For those who enjoy doing it, embroidery can be a great work at home business which is relatively easy to set up. Here are some of the things to consider when setting up a home embroidery business.
The first and most important thing to do is to find a space to work from. Ideally, this will be a separate room of the house, but whatever you decide, you want to have a private space that you can say “when I am in here, I am working”. You should be able to block out non-work distractions in some fashion. Make sure that your family and friends know that you are not to be disturbed when you are working unless it is an absolute emergency. The biggest downfall of working at home is that it is so easy to get distracted by other things.
Setting Up a Home Embroidery Business
In your space, you will want to set up your work area. This may include a desk, computer, and phone for taking and processing orders and billing. You will need some sort of storage system for all of your supplies. Organization is the key to keeping things running smoothly. A desk full of papers, knick-knacks and assorted junk is not conducive to running a business, nor is a closet so filled to the brim that you cannot find what you need. Find a filing system that works for you to keep track of receipts, invoices, client information, and tax forms. Visit a craft store, home-improvement store, or container store to get ideas of ways to organize craft supplies to make them easy to access.
In your workspace, you will also want a place to do your actual creating. The type of work that you do will dictate your needs. If you do your work on a sewing machine, you will need a place to set that up. If you do more things by hand, a comfortable chair to sit in may be necessary.
Adequate lighting is needed for all types of projects. This may require the addition of lamps or higher wattage bulbs in your area.

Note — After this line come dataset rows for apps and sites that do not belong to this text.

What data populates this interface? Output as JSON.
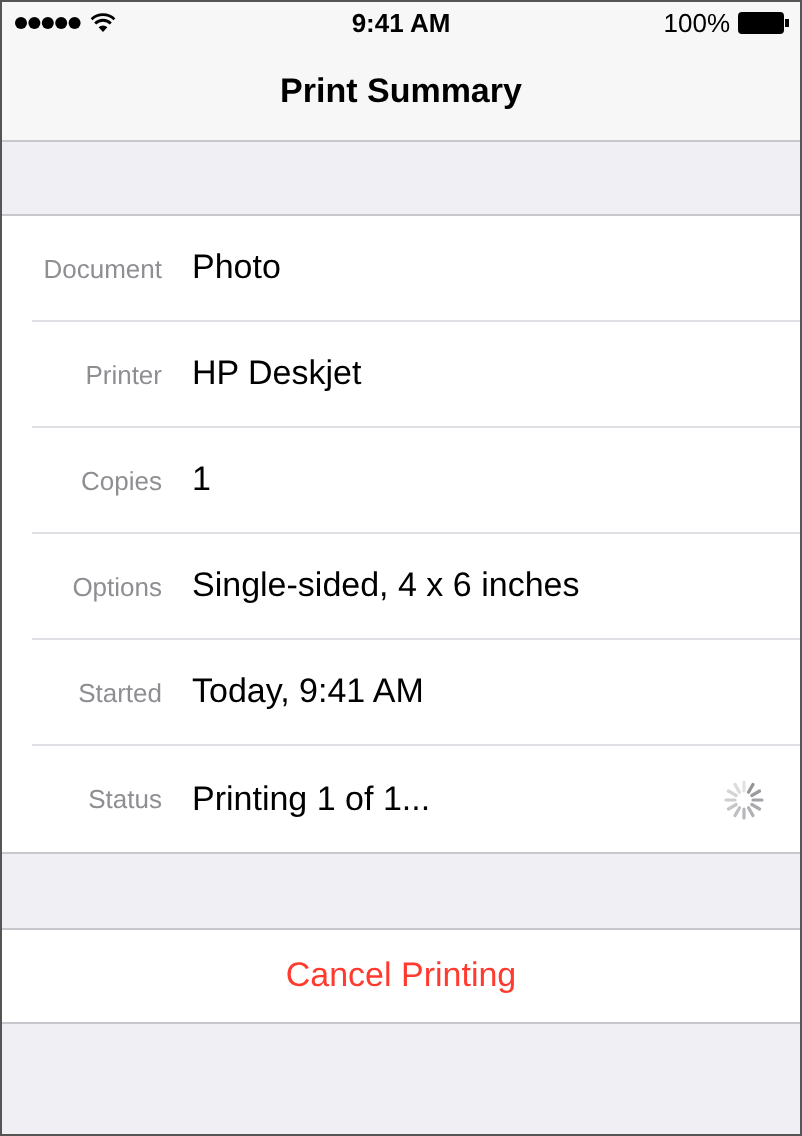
{
  "status_bar": {
    "time": "9:41 AM",
    "battery": "100%"
  },
  "navigation": {
    "title": "Print Summary"
  },
  "details": [
    {
      "label": "Document",
      "value": "Photo",
      "kind": "text"
    },
    {
      "label": "Printer",
      "value": "HP Deskjet",
      "kind": "text"
    },
    {
      "label": "Copies",
      "value": "1",
      "kind": "text"
    },
    {
      "label": "Options",
      "value": "Single-sided, 4 x 6 inches",
      "kind": "text"
    },
    {
      "label": "Started",
      "value": "Today, 9:41 AM",
      "kind": "text"
    },
    {
      "label": "Status",
      "value": "Printing 1 of 1...",
      "kind": "progress"
    }
  ],
  "action": {
    "label": "Cancel Printing"
  }
}
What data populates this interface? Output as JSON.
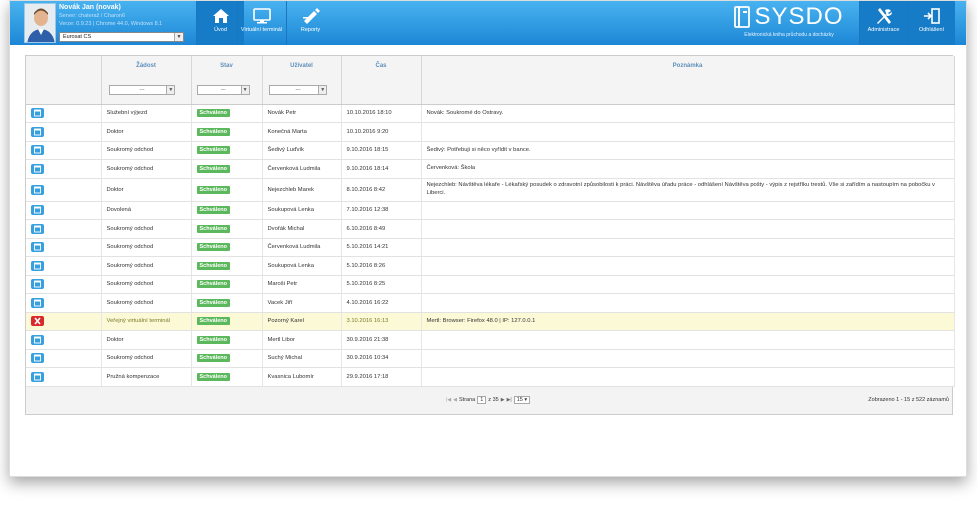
{
  "header": {
    "user_name": "Novák Jan (novak)",
    "server": "Server: chateraž / Charon6",
    "version": "Verze: 0.9.23 | Chrome 44.0, Windows 8.1",
    "company": "Eurosat CS",
    "nav": [
      {
        "label": "Úvod",
        "icon": "home-icon"
      },
      {
        "label": "Virtuální terminál",
        "icon": "monitor-icon"
      },
      {
        "label": "Reporty",
        "icon": "reports-icon"
      }
    ],
    "logo_text": "SYSDO",
    "logo_tagline": "Elektronická kniha průchodu a docházky",
    "admin": {
      "label": "Administrace",
      "icon": "tools-icon"
    },
    "logout": {
      "label": "Odhlášení",
      "icon": "logout-icon"
    }
  },
  "grid": {
    "columns": [
      "Žádost",
      "Stav",
      "Uživatel",
      "Čas",
      "Poznámka"
    ],
    "filter_placeholder": "---",
    "rows": [
      {
        "action": "calendar-icon",
        "request": "Služební výjezd",
        "status": "Schváleno",
        "user": "Novák Petr",
        "time": "10.10.2016 18:10",
        "note": "Novák: Soukromé do Ostravy."
      },
      {
        "action": "calendar-icon",
        "request": "Doktor",
        "status": "Schváleno",
        "user": "Konečná Marta",
        "time": "10.10.2016 9:20",
        "note": ""
      },
      {
        "action": "calendar-icon",
        "request": "Soukromý odchod",
        "status": "Schváleno",
        "user": "Šedivý Luďvík",
        "time": "9.10.2016 18:15",
        "note": "Šedivý: Potřebuji si něco vyřídit v bance."
      },
      {
        "action": "calendar-icon",
        "request": "Soukromý odchod",
        "status": "Schváleno",
        "user": "Červenková Ludmila",
        "time": "9.10.2016 18:14",
        "note": "Červenková: Škola"
      },
      {
        "action": "calendar-icon",
        "request": "Doktor",
        "status": "Schváleno",
        "user": "Nejezchleb Marek",
        "time": "8.10.2016 8:42",
        "note": "Nejezchleb: Návštěva lékaře - Lékařský posudek o zdravotní způsobilosti k práci. Návštěva úřadu práce - odhlášení Návštěva pošty - výpis z rejstříku trestů. Vše si zařídím a nastoupím na pobočku v Liberci."
      },
      {
        "action": "calendar-icon",
        "request": "Dovolená",
        "status": "Schváleno",
        "user": "Soukupová Lenka",
        "time": "7.10.2016 12:38",
        "note": ""
      },
      {
        "action": "calendar-icon",
        "request": "Soukromý odchod",
        "status": "Schváleno",
        "user": "Dvořák Michal",
        "time": "6.10.2016 8:49",
        "note": ""
      },
      {
        "action": "calendar-icon",
        "request": "Soukromý odchod",
        "status": "Schváleno",
        "user": "Červenková Ludmila",
        "time": "5.10.2016 14:21",
        "note": ""
      },
      {
        "action": "calendar-icon",
        "request": "Soukromý odchod",
        "status": "Schváleno",
        "user": "Soukupová Lenka",
        "time": "5.10.2016 8:26",
        "note": ""
      },
      {
        "action": "calendar-icon",
        "request": "Soukromý odchod",
        "status": "Schváleno",
        "user": "Maroši Petr",
        "time": "5.10.2016 8:25",
        "note": ""
      },
      {
        "action": "calendar-icon",
        "request": "Soukromý odchod",
        "status": "Schváleno",
        "user": "Vacek Jiří",
        "time": "4.10.2016 16:22",
        "note": ""
      },
      {
        "action": "delete-icon",
        "request": "Veřejný virtuální terminál",
        "status": "Schváleno",
        "user": "Pozorný Karel",
        "time": "3.10.2016 16:13",
        "note": "Mertl: Browser: Firefox 48.0 | IP: 127.0.0.1"
      },
      {
        "action": "calendar-icon",
        "request": "Doktor",
        "status": "Schváleno",
        "user": "Mertl Libor",
        "time": "30.9.2016 21:38",
        "note": ""
      },
      {
        "action": "calendar-icon",
        "request": "Soukromý odchod",
        "status": "Schváleno",
        "user": "Suchý Michal",
        "time": "30.9.2016 10:34",
        "note": ""
      },
      {
        "action": "calendar-icon",
        "request": "Pružná kompenzace",
        "status": "Schváleno",
        "user": "Kvasnica Lubomír",
        "time": "29.9.2016 17:18",
        "note": ""
      }
    ]
  },
  "pager": {
    "page_label": "Strana",
    "page": "1",
    "of_label": "z 35",
    "page_size": "15",
    "summary": "Zobrazeno 1 - 15 z 522 záznamů"
  },
  "colors": {
    "header_top": "#49b2f0",
    "header_bottom": "#1d87d6",
    "approved": "#5cb85c",
    "action_blue": "#38a0de",
    "delete_red": "#d9292b",
    "highlight": "#fcf9d6"
  }
}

You will also want to consider how you will store work-in-progress projects and items to be collected or shipped so that they will not be disturbed when you are away. This is especially true if you have young children or pets in your home. You would not want to come back from the store to find chocolate fingerprints or cat hair all over your newly completed project!
Home Embroidery Business Supplies
Do not forget that you are also going to need supplies for your projects! For embroidery, you are more than likely going to need a large variety of thread colors and needle sizes. Not to mention scissors, hoops to keep projects together, several thimbles, and other sewing supplies.
Depending on the items you plan on embroidering, you may need a variety of other materials as well. If you are planning on embroidering T-shirts, for example, you will want to have a variety of sizes and maybe even colors on hand before you begin. Depending on your current collection, you may also need additional patterns or design ideas.
Home Embroidery Business Plan
Next, you will want to come up with a plan on how to run your home embroidery business.
- Will you take orders over the phone or by email?
- Are you going to accept calls during all times of the day or only certain hours?
- Do you need a permit or license to sell items out of your home? You may want to contact your city hall to find out if any special permits are required.
Other things you might consider adding are:
- Separate bank account to use for expenditures and deposit payments to
- Business software to help you track sales and profits
- Separate phone line with voice mail to use for phone orders
- Separate email account to use for Internet orders
You are also going to want to look into advertising opportunities to get your name out to public. This might include attending craft shows, wearing your embroidery around, or taking out ads in local newspapers or magazines. Researching costs of advertising ahead of time can allow you to add it into the budget when you are estimating start up costs.
With some planning and a few supplies, you can have your home embroidery business up and running. Remember that organization and focus are essential, but also so is enjoying what you do.